Items from an interface collection:

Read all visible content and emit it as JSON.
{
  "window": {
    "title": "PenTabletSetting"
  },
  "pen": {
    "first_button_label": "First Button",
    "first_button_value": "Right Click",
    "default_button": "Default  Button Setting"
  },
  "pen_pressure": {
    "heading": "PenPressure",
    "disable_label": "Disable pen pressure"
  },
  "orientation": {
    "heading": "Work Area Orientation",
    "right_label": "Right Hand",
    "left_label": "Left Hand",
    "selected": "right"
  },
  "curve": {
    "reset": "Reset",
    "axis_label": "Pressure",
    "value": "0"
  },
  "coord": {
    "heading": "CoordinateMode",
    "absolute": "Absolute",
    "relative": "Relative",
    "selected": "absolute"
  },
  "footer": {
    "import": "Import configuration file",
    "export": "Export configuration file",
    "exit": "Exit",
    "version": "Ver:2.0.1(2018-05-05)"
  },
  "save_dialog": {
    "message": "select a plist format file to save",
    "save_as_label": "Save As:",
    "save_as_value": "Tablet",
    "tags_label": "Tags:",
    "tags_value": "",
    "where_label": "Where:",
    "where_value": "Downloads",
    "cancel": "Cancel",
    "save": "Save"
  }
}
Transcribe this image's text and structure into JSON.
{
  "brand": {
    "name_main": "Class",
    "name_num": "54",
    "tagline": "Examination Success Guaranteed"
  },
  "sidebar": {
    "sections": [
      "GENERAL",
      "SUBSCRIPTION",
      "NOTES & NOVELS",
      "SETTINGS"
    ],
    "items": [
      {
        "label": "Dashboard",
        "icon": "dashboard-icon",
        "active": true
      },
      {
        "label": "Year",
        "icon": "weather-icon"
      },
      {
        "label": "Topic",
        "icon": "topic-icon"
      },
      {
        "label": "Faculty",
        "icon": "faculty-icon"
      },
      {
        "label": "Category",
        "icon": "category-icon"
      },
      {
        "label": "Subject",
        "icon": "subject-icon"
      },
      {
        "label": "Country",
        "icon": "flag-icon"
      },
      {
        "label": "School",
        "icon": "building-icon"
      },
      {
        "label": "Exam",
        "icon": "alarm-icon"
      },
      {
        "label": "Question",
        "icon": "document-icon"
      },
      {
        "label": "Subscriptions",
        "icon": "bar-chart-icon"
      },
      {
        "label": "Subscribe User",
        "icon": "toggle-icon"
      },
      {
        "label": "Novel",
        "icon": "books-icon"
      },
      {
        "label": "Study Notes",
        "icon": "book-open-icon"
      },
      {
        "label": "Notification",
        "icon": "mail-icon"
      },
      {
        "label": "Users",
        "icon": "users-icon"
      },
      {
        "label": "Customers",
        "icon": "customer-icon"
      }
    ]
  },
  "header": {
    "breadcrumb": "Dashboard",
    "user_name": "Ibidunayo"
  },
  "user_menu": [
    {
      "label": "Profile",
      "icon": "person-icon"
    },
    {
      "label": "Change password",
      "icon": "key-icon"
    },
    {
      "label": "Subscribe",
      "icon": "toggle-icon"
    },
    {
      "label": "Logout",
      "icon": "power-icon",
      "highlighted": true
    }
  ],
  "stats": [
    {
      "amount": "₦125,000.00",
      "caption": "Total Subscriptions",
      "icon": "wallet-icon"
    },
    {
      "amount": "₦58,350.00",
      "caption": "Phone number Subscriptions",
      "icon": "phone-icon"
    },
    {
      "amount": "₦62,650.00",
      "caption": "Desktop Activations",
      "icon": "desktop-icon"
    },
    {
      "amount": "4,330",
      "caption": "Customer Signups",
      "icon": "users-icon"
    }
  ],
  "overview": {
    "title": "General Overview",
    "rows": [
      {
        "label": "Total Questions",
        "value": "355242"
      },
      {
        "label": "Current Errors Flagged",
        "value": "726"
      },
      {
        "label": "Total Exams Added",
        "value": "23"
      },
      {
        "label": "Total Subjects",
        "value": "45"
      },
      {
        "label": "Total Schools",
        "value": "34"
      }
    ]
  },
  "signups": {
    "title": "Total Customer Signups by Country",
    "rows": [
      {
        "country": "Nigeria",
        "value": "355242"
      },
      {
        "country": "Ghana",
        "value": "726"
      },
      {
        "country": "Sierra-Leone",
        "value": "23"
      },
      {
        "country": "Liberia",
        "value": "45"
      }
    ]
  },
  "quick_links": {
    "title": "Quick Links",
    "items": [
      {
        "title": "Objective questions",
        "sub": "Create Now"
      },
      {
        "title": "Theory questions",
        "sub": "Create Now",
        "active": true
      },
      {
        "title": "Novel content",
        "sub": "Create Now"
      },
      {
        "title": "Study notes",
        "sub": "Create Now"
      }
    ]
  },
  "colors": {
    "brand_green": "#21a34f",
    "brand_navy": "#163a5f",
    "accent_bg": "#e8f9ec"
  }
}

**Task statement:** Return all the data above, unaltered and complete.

**Written answer:**
Read all visible content and emit it as JSON.
{
  "window": {
    "title": "PenTabletSetting"
  },
  "pen": {
    "first_button_label": "First Button",
    "first_button_value": "Right Click",
    "default_button": "Default  Button Setting"
  },
  "pen_pressure": {
    "heading": "PenPressure",
    "disable_label": "Disable pen pressure"
  },
  "orientation": {
    "heading": "Work Area Orientation",
    "right_label": "Right Hand",
    "left_label": "Left Hand",
    "selected": "right"
  },
  "curve": {
    "reset": "Reset",
    "axis_label": "Pressure",
    "value": "0"
  },
  "coord": {
    "heading": "CoordinateMode",
    "absolute": "Absolute",
    "relative": "Relative",
    "selected": "absolute"
  },
  "footer": {
    "import": "Import configuration file",
    "export": "Export configuration file",
    "exit": "Exit",
    "version": "Ver:2.0.1(2018-05-05)"
  },
  "save_dialog": {
    "message": "select a plist format file to save",
    "save_as_label": "Save As:",
    "save_as_value": "Tablet",
    "tags_label": "Tags:",
    "tags_value": "",
    "where_label": "Where:",
    "where_value": "Downloads",
    "cancel": "Cancel",
    "save": "Save"
  }
}
Transcribe this image's text and structure into JSON.
{
  "brand": {
    "name_main": "Class",
    "name_num": "54",
    "tagline": "Examination Success Guaranteed"
  },
  "sidebar": {
    "sections": [
      "GENERAL",
      "SUBSCRIPTION",
      "NOTES & NOVELS",
      "SETTINGS"
    ],
    "items": [
      {
        "label": "Dashboard",
        "icon": "dashboard-icon",
        "active": true
      },
      {
        "label": "Year",
        "icon": "weather-icon"
      },
      {
        "label": "Topic",
        "icon": "topic-icon"
      },
      {
        "label": "Faculty",
        "icon": "faculty-icon"
      },
      {
        "label": "Category",
        "icon": "category-icon"
      },
      {
        "label": "Subject",
        "icon": "subject-icon"
      },
      {
        "label": "Country",
        "icon": "flag-icon"
      },
      {
        "label": "School",
        "icon": "building-icon"
      },
      {
        "label": "Exam",
        "icon": "alarm-icon"
      },
      {
        "label": "Question",
        "icon": "document-icon"
      },
      {
        "label": "Subscriptions",
        "icon": "bar-chart-icon"
      },
      {
        "label": "Subscribe User",
        "icon": "toggle-icon"
      },
      {
        "label": "Novel",
        "icon": "books-icon"
      },
      {
        "label": "Study Notes",
        "icon": "book-open-icon"
      },
      {
        "label": "Notification",
        "icon": "mail-icon"
      },
      {
        "label": "Users",
        "icon": "users-icon"
      },
      {
        "label": "Customers",
        "icon": "customer-icon"
      }
    ]
  },
  "header": {
    "breadcrumb": "Dashboard",
    "user_name": "Ibidunayo"
  },
  "user_menu": [
    {
      "label": "Profile",
      "icon": "person-icon"
    },
    {
      "label": "Change password",
      "icon": "key-icon"
    },
    {
      "label": "Subscribe",
      "icon": "toggle-icon"
    },
    {
      "label": "Logout",
      "icon": "power-icon",
      "highlighted": true
    }
  ],
  "stats": [
    {
      "amount": "₦125,000.00",
      "caption": "Total Subscriptions",
      "icon": "wallet-icon"
    },
    {
      "amount": "₦58,350.00",
      "caption": "Phone number Subscriptions",
      "icon": "phone-icon"
    },
    {
      "amount": "₦62,650.00",
      "caption": "Desktop Activations",
      "icon": "desktop-icon"
    },
    {
      "amount": "4,330",
      "caption": "Customer Signups",
      "icon": "users-icon"
    }
  ],
  "overview": {
    "title": "General Overview",
    "rows": [
      {
        "label": "Total Questions",
        "value": "355242"
      },
      {
        "label": "Current Errors Flagged",
        "value": "726"
      },
      {
        "label": "Total Exams Added",
        "value": "23"
      },
      {
        "label": "Total Subjects",
        "value": "45"
      },
      {
        "label": "Total Schools",
        "value": "34"
      }
    ]
  },
  "signups": {
    "title": "Total Customer Signups by Country",
    "rows": [
      {
        "country": "Nigeria",
        "value": "355242"
      },
      {
        "country": "Ghana",
        "value": "726"
      },
      {
        "country": "Sierra-Leone",
        "value": "23"
      },
      {
        "country": "Liberia",
        "value": "45"
      }
    ]
  },
  "quick_links": {
    "title": "Quick Links",
    "items": [
      {
        "title": "Objective questions",
        "sub": "Create Now"
      },
      {
        "title": "Theory questions",
        "sub": "Create Now",
        "active": true
      },
      {
        "title": "Novel content",
        "sub": "Create Now"
      },
      {
        "title": "Study notes",
        "sub": "Create Now"
      }
    ]
  },
  "colors": {
    "brand_green": "#21a34f",
    "brand_navy": "#163a5f",
    "accent_bg": "#e8f9ec"
  }
}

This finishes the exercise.